Everything in the entries below must be output exactly, apart from the pictures.
RECORDS TO USE Start Marker
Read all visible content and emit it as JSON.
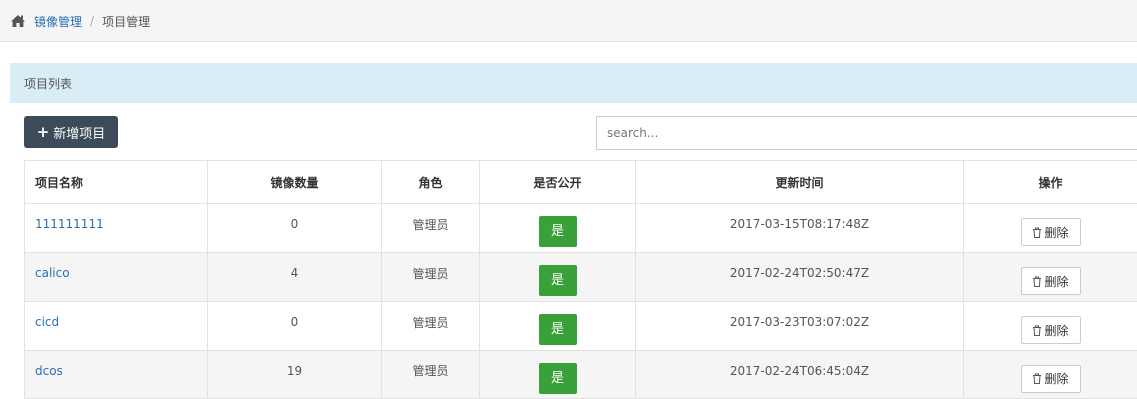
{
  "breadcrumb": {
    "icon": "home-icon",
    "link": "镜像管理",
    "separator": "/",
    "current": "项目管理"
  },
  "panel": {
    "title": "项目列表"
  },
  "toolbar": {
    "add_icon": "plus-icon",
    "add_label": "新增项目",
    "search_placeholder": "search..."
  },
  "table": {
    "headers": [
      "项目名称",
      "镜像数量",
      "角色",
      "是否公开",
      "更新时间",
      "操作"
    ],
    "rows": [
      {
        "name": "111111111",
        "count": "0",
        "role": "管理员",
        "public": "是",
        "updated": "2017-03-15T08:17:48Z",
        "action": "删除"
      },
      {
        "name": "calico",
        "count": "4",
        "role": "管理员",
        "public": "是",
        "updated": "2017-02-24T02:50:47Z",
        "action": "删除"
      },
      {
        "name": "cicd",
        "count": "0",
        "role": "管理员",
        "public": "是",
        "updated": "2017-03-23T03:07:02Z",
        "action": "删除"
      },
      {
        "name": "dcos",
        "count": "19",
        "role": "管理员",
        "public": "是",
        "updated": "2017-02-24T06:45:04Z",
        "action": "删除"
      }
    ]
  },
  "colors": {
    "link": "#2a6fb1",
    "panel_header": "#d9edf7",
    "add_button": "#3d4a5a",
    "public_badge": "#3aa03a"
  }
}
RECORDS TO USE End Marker
**ANSWER BELOW:**
Read all visible content and emit it as JSON.
{
  "breadcrumb": {
    "icon": "home-icon",
    "link": "镜像管理",
    "separator": "/",
    "current": "项目管理"
  },
  "panel": {
    "title": "项目列表"
  },
  "toolbar": {
    "add_icon": "plus-icon",
    "add_label": "新增项目",
    "search_placeholder": "search..."
  },
  "table": {
    "headers": [
      "项目名称",
      "镜像数量",
      "角色",
      "是否公开",
      "更新时间",
      "操作"
    ],
    "rows": [
      {
        "name": "111111111",
        "count": "0",
        "role": "管理员",
        "public": "是",
        "updated": "2017-03-15T08:17:48Z",
        "action": "删除"
      },
      {
        "name": "calico",
        "count": "4",
        "role": "管理员",
        "public": "是",
        "updated": "2017-02-24T02:50:47Z",
        "action": "删除"
      },
      {
        "name": "cicd",
        "count": "0",
        "role": "管理员",
        "public": "是",
        "updated": "2017-03-23T03:07:02Z",
        "action": "删除"
      },
      {
        "name": "dcos",
        "count": "19",
        "role": "管理员",
        "public": "是",
        "updated": "2017-02-24T06:45:04Z",
        "action": "删除"
      }
    ]
  },
  "colors": {
    "link": "#2a6fb1",
    "panel_header": "#d9edf7",
    "add_button": "#3d4a5a",
    "public_badge": "#3aa03a"
  }
}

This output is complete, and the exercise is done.